In the 1970’s, a lot of US businesses started screaming hardship. That’s because our standard of living in this country was as high as it has ever been (1973). Wages were rising right along with productivity, and no capitalist will stand for that for very long.
At this time, most unions said that if the companies opened their books to independent auditors of the unions’ choosing, the unions would take the cuts the company was claiming were needed. The whole thing was just a massive lie because none of the companies ever opened their books. Chrysler did, but only because they were forced to.
The whole thing was a shell game – a plot to make it look like if they did not offshore, they were going to go out of business. As it turned out, they went ahead and offshored anyway.
All of the offshoring happened because at this time, business schools started teaching the profoundly unpatriotic notion that the purpose of a business is to generate vast paper profits for their skyrocketing bonus and stock option plans. Prior to the 80’s, most CEO’s weren’t compensated so lavishly for short term stock actions, and they managed it like a family business.
It really was a cultural shift, and it once again coincided with Mr. Reagan, whom 53% of Americans say is a hero.
On American Renaissance, a worker tells the saga of one of these shlock MBA’s:
The place I worked for just had a president of one of its divisions leave. The man was a complete failure. No product came in at schedule or expected cost. He instituted stupid money wasting policies that could be found in any of the CEO worshipping books around. He walked away with over $40 million for his 5 year stint as a lowly division president – $30 million from stock options.All the stock growth was just from being in the right place at the right time. Now that we can’t grow the top line, because our primary products have completely penetrated the market, we are talking about moving production overseas. There is nothing wrong with our workforce, nor are they greedy and lazy. We just can’t get the stock price up and too may bonuses are dependent on it.
There you have it. All the mergers, all the demands for wage and pension cuts, all the hiring of illegals and refugees and cheap labor this or that, all the breaking of unions, all of this is just to get the stock price up so executives can fatten their wallets on the bonuses. It’s doesn’t have anything to do with international competition or any of that.

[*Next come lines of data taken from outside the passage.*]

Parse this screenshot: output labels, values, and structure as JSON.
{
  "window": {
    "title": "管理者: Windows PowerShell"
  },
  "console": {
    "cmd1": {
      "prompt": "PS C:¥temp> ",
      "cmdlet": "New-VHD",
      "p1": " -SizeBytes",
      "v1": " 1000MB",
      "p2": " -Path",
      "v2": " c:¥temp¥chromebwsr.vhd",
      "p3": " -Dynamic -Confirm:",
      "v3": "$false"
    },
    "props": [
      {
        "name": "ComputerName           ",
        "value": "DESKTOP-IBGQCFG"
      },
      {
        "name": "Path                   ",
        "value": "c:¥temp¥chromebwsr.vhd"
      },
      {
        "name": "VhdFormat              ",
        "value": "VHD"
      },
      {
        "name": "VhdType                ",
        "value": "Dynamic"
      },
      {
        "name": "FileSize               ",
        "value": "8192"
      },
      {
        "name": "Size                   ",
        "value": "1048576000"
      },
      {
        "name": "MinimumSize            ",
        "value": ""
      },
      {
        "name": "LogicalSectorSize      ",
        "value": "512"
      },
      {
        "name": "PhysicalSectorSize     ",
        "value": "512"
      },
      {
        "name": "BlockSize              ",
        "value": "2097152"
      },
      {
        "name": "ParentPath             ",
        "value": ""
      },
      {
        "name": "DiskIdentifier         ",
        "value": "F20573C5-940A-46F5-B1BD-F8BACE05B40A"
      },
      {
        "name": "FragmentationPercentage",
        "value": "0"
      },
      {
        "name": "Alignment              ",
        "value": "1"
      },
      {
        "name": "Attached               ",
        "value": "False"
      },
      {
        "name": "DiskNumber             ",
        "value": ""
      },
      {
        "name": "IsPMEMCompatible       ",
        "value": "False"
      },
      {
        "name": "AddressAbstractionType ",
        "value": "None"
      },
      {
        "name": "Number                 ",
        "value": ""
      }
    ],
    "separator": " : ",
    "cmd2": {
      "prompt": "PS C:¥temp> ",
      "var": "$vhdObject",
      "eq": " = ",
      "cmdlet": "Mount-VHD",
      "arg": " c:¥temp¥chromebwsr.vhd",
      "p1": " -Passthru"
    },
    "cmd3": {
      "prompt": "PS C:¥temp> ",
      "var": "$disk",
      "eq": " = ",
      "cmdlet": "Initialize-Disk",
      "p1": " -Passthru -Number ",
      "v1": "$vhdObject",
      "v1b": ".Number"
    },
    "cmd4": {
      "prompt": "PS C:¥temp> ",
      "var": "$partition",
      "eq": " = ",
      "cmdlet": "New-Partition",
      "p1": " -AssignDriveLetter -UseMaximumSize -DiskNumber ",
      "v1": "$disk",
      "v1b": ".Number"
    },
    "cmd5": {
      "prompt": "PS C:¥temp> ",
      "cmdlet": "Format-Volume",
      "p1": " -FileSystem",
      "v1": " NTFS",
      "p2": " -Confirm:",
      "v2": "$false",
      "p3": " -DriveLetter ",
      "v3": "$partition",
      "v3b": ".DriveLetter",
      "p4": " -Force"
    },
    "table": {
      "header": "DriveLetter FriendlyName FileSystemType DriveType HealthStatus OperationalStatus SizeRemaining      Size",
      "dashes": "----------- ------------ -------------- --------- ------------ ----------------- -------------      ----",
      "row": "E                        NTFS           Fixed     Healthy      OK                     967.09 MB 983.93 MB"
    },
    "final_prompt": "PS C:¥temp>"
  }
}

You think any MSM media source will tell that? Dubious. Lou Dobbs, the sole populist voice in our nation’s mass media? Perhaps. Good luck finding another one.